───── Records shown
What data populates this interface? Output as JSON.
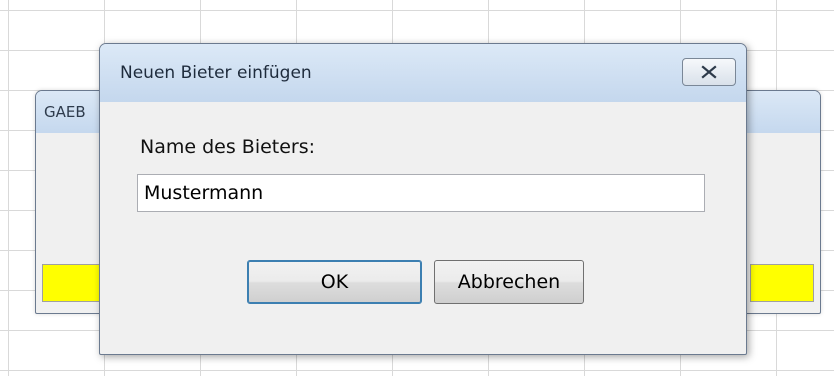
{
  "background_window": {
    "title": "GAEB",
    "highlight_color": "#ffff00"
  },
  "dialog": {
    "title": "Neuen Bieter einfügen",
    "close_icon": "close-icon",
    "label": "Name des Bieters:",
    "name_input": {
      "value": "Mustermann"
    },
    "ok_label": "OK",
    "cancel_label": "Abbrechen"
  }
}
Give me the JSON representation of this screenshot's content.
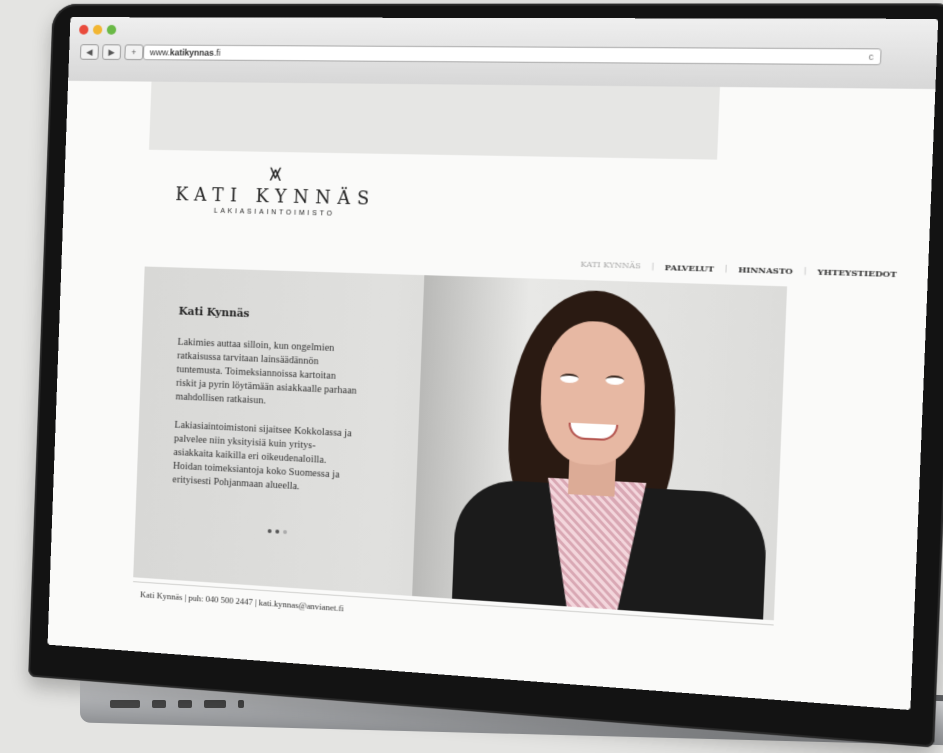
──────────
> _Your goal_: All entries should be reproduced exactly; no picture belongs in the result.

> _Answer section_:
What data populates this interface? Output as JSON.
{
  "background_window": {
    "title": "GAEB",
    "highlight_color": "#ffff00"
  },
  "dialog": {
    "title": "Neuen Bieter einfügen",
    "close_icon": "close-icon",
    "label": "Name des Bieters:",
    "name_input": {
      "value": "Mustermann"
    },
    "ok_label": "OK",
    "cancel_label": "Abbrechen"
  }
}
Give me the JSON representation of this screenshot's content.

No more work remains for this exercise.